| To do |
Go line by line through the records and tally those that include "Converting". Respond with the tally only.

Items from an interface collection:
....
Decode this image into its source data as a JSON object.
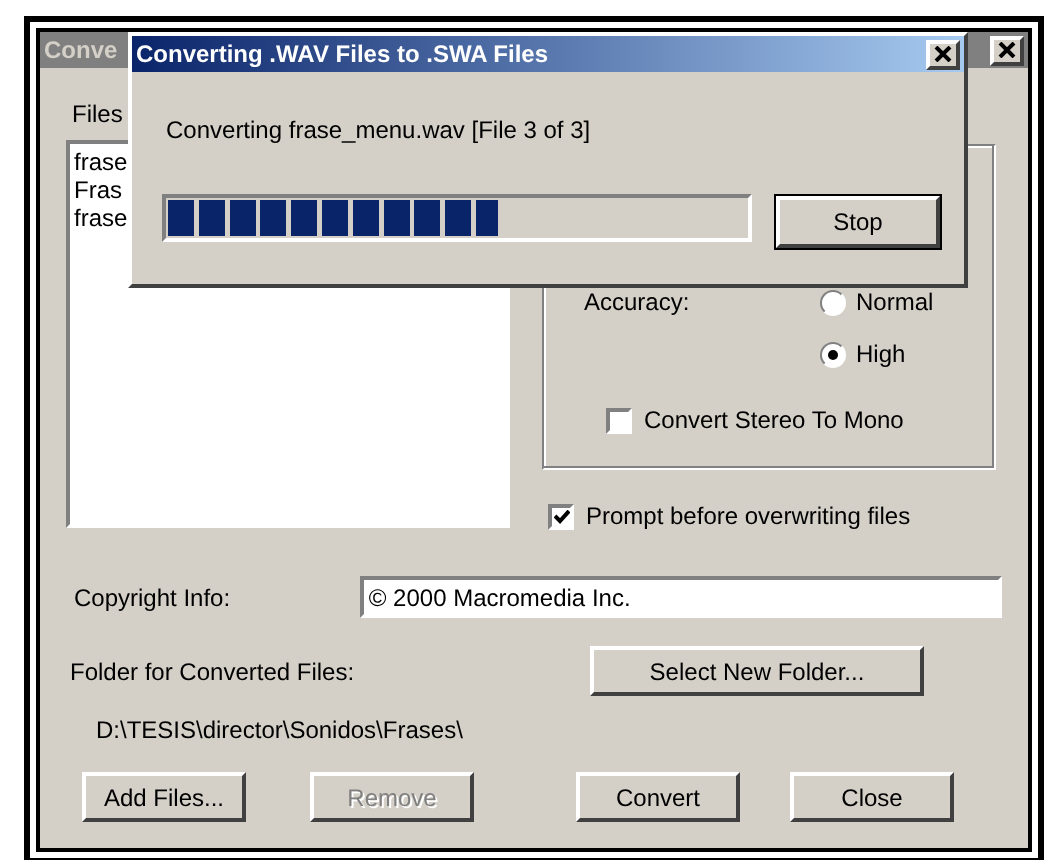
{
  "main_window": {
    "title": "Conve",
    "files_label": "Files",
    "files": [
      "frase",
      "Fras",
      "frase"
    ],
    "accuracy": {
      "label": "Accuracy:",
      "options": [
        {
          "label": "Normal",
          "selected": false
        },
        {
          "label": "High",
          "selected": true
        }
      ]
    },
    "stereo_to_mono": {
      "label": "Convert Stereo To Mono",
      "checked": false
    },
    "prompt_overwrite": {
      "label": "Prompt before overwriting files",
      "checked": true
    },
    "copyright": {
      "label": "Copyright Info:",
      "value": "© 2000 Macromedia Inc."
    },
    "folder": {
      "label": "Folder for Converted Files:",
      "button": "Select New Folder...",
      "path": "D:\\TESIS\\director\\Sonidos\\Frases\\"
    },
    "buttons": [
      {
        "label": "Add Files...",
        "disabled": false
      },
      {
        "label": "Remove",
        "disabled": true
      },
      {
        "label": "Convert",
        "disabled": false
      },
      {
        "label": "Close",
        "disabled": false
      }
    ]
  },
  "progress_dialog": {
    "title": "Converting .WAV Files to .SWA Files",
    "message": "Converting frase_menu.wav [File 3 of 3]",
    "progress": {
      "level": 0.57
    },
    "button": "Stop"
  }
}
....
| Exercise result |
2